December 2016 Club

The End of the World Running Club

by Adrian J. Walker

Edgar is an overweight, half-hearted father who is partial to a drink and bored with the general banality of raising a young family. He sums his life up as “Watch television. Drink. Smoke. Buy. Consume. Breed. Sleep. Die.” Anything that involves effort just seems too much for him and he certainly isn’t a runner “To me, running was just showing off, a way for self-obsessed pricks to tell other people how much more focused, disciplined and healthy they were than you.”

To some extent, the premise of the book screams But What if you Had to Run from the start.

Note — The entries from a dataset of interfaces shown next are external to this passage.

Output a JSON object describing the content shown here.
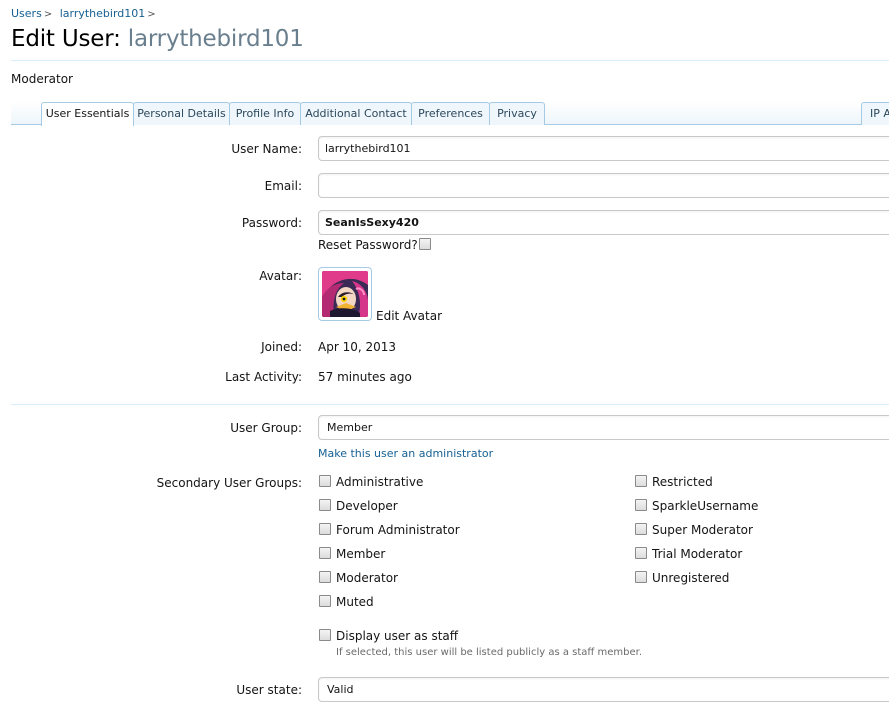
{
  "breadcrumb": {
    "items": [
      "Users",
      "larrythebird101"
    ],
    "separator": ">"
  },
  "header": {
    "title_prefix": "Edit User:",
    "title_username": "larrythebird101",
    "subtitle": "Moderator"
  },
  "tabs": [
    {
      "label": "User Essentials",
      "active": true
    },
    {
      "label": "Personal Details",
      "active": false
    },
    {
      "label": "Profile Info",
      "active": false
    },
    {
      "label": "Additional Contact",
      "active": false
    },
    {
      "label": "Preferences",
      "active": false
    },
    {
      "label": "Privacy",
      "active": false
    },
    {
      "label": "IP A",
      "active": false
    }
  ],
  "form": {
    "username": {
      "label": "User Name:",
      "value": "larrythebird101"
    },
    "email": {
      "label": "Email:",
      "value": ""
    },
    "password": {
      "label": "Password:",
      "value": "SeanIsSexy420"
    },
    "reset_password": {
      "label": "Reset Password?",
      "checked": false
    },
    "avatar": {
      "label": "Avatar:",
      "edit_link": "Edit Avatar"
    },
    "joined": {
      "label": "Joined:",
      "value": "Apr 10, 2013"
    },
    "last_activity": {
      "label": "Last Activity:",
      "value": "57 minutes ago"
    },
    "user_group": {
      "label": "User Group:",
      "value": "Member",
      "make_admin_link": "Make this user an administrator"
    },
    "secondary_groups": {
      "label": "Secondary User Groups:",
      "left": [
        "Administrative",
        "Developer",
        "Forum Administrator",
        "Member",
        "Moderator",
        "Muted"
      ],
      "right": [
        "Restricted",
        "SparkleUsername",
        "Super Moderator",
        "Trial Moderator",
        "Unregistered"
      ]
    },
    "display_staff": {
      "label": "Display user as staff",
      "checked": false,
      "hint": "If selected, this user will be listed publicly as a staff member."
    },
    "user_state": {
      "label": "User state:",
      "value": "Valid"
    }
  },
  "colors": {
    "link": "#176093",
    "tab_border": "#a5cae4",
    "rule": "#d7edfc",
    "username_grey": "#6a7f8e"
  }
}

One night, the UK is devastated by asteroid strikes. From that moment, society – or what’s left of it, most of the population is wiped out - breaks down. Ed must fight for the survival of his family, even if that involves punching his way into the local corner shop to steal water and batteries in once genteel Edinburgh.

The family survives for a couple of weeks in their basement, having first fought off their neighbours who wanted to join them in a particularly harrowing scene. They are rescued by a helicopter from the local barracks where they spend some time assessing their situation and coming to terms with the utter devastation within the city.

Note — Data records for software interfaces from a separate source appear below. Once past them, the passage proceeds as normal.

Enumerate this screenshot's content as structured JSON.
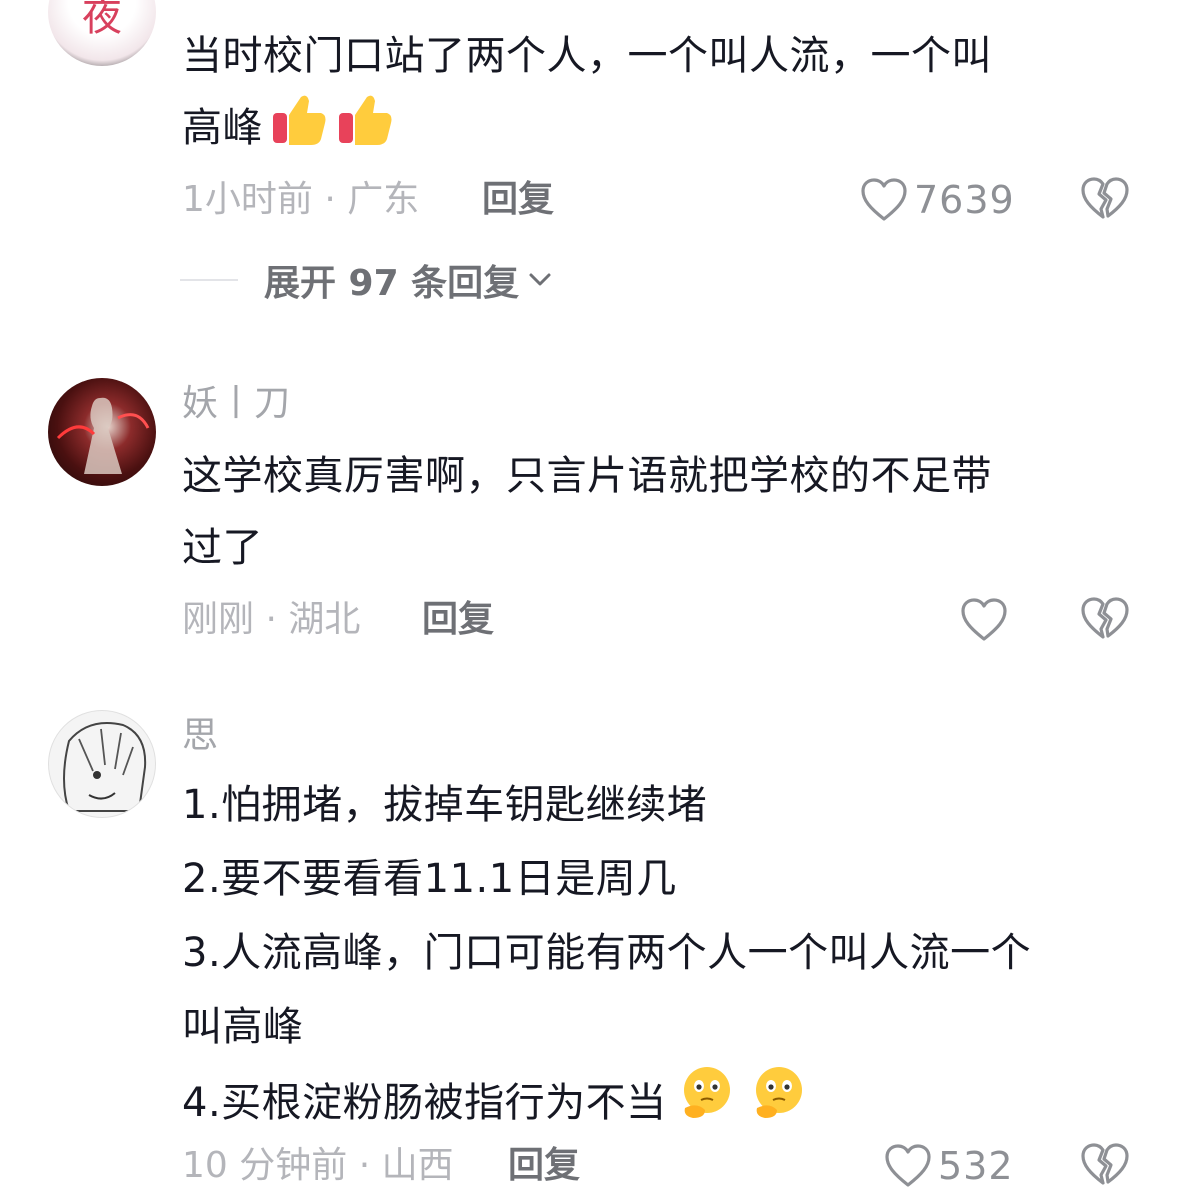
{
  "comments": [
    {
      "username": "",
      "lines": [
        "当时校门口站了两个人，一个叫人流，一个叫",
        "高峰"
      ],
      "time_location": "1小时前 · 广东",
      "reply_label": "回复",
      "like_count": "7639",
      "emojis": [
        "thumbs-up-emoji",
        "thumbs-up-emoji"
      ]
    },
    {
      "username": "妖丨刀",
      "lines": [
        "这学校真厉害啊，只言片语就把学校的不足带",
        "过了"
      ],
      "time_location": "刚刚 · 湖北",
      "reply_label": "回复",
      "like_count": ""
    },
    {
      "username": "思",
      "lines": [
        "1.怕拥堵，拔掉车钥匙继续堵",
        "2.要不要看看11.1日是周几",
        "3.人流高峰，门口可能有两个人一个叫人流一个",
        "叫高峰",
        "4.买根淀粉肠被指行为不当"
      ],
      "time_location": "10 分钟前 · 山西",
      "reply_label": "回复",
      "like_count": "532",
      "emojis": [
        "thinking-face-emoji",
        "thinking-face-emoji"
      ]
    }
  ],
  "expand": {
    "label": "展开 97 条回复"
  },
  "colors": {
    "text_primary": "#161823",
    "text_muted": "#b4b5ba",
    "reply": "#6e7075",
    "icon": "#8e9095"
  }
}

One day, while Ed is out scavenging in the ruins of the city, his wife and children are rescued by a helicopter in an evacuation to boats in Cornwall. Ed understands that his wife had to go – it was the only hope to save his children – but is kicking himself for not listening to her trying to persuade him not to go on the scavenging expedition.

His only choice is to head to the south coast to try to catch up with his family. But with the roads blasted apart by the strikes and huge traffic jams going nowhere – the occupants of the cars are decomposing – he gradually comes to terms with the fact that the only way he’s going to make it within three weeks before the boats depart, is to run.

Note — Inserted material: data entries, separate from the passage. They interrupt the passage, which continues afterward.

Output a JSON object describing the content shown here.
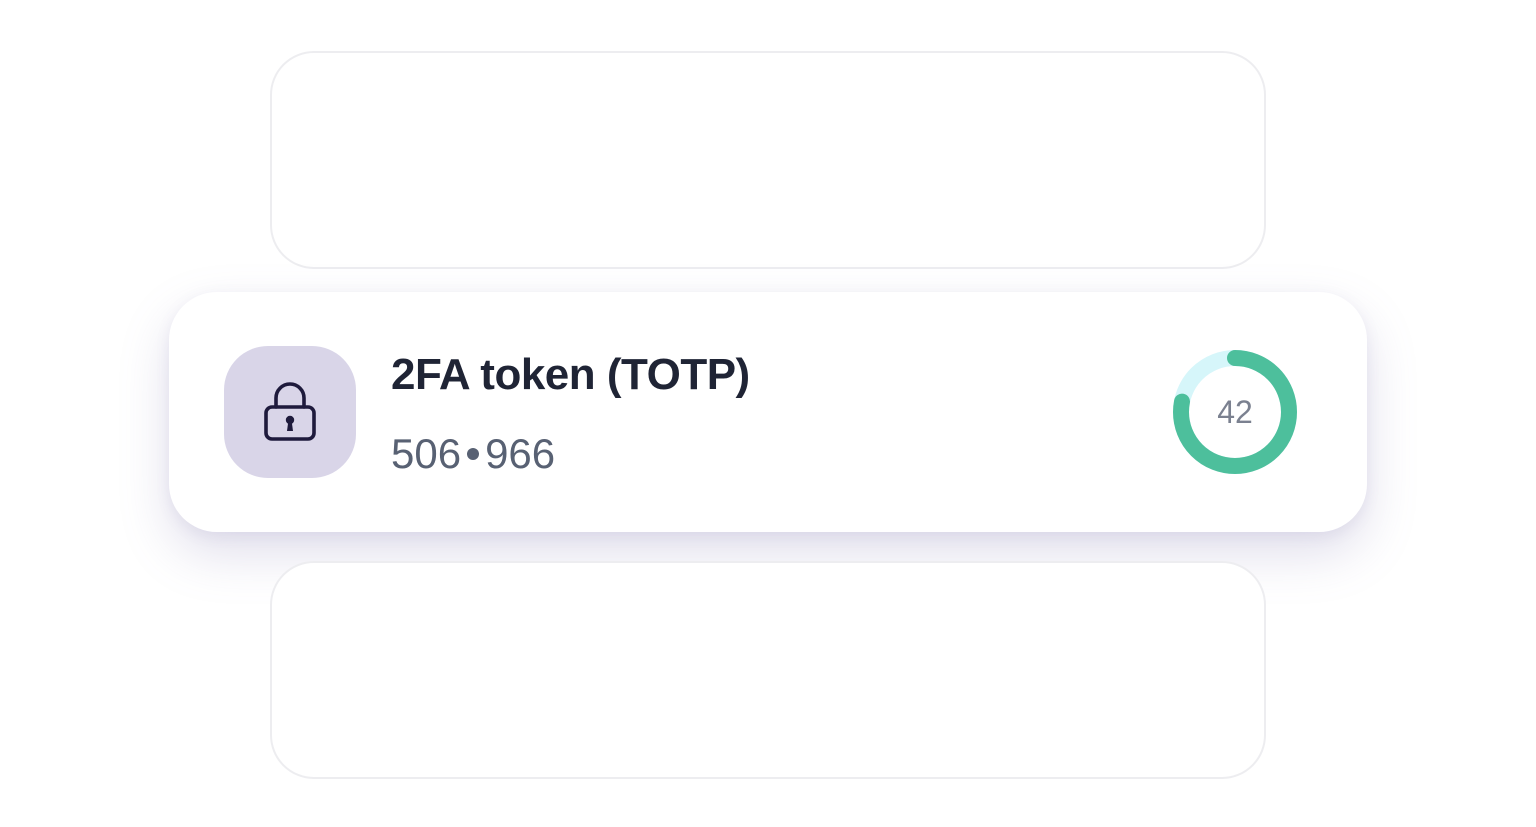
{
  "token": {
    "title": "2FA token (TOTP)",
    "code_first": "506",
    "code_second": "966",
    "icon": "lock-icon"
  },
  "timer": {
    "seconds_remaining": "42",
    "fraction_remaining": 0.78,
    "progress_color": "#4dbf9c",
    "track_color": "#d6f6fa"
  },
  "colors": {
    "icon_tile_bg": "#d9d5e8",
    "icon_stroke": "#1e1a3c",
    "title": "#1f2435",
    "code": "#586173"
  }
}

Together with a biker tattooist, a female military officer, a determined father and an Australian pensioner who claims he ran across his homeland, they make a motley crew, but at least they can trust each other – unlike some of the other soldiers who turned out to be only out for themselves and their own survival.

Along the way, they encounter some decidedly dodgy pig farmers and a fierce new mother around Carlops, an elderly aristocrat staying put in his mansion, a new societal order run by a somewhat daunting woman in the suburbs of Manchester and Ed has a hallucinogenic encounter with a Jesus-like figure in a 100-mile long canyon which created the illusion of hope.

In typical road-trip style, we’re on tenterhooks as to whether he’ll make it in time to be reunited with his family and the tension continues right until the last minutes of the book.

Even if post-apocalyptic novels aren’t really your bag, there’s something gripping about this book and the relationships between the characters in an uncertain world. It offers a commentary on our current society, “filling our world with distraction… perhaps there was a reason why we surrounded ourselves with plastic and light and excess. Perhaps our collective consciousness remembered all too well what it was like in darkness, surrounded by wet, rotten wood, mud, and nothing good to eat.” The descriptions of Edinburgh were so evocative as the author described places I hadn’t even thought of since childhood. And finally, it carries the age-old message: We don’t know what we’re capable of until we try.

Colourway inspiration

I managed to pick myself another challenging book in relation to colour. There weren’t many colours described other than mud, murk and debris – “the landscape was flat, colourless, scrubbed clean of life.” But there was blue and there was grey. However, I didn’t want to create a static semi-solid – I wanted to create some movement in the colour, so I first dyed the yarn with a slate-grey and then overdyed it with a slate-blue to create shaded slate blue. I called it Meltwater.

For the variegated, the main aim was to avoid green – there was a distinct, noticeable lack of green in the book. So I took the slate-blue and the slate-grey and added some muddy brown and splash of mustard orange-yellow to represent the whisky they drank and time they first saw sunshine again. The colours were randomly dyed together to create Whiskystone.

The yarn base is Flockly – with its down-to-earth BFL, it was the most suitable base to take the colours I wanted to achieve. Although the book didn’t contain much luxury, I wanted to treat you to an element of cashmere and silk.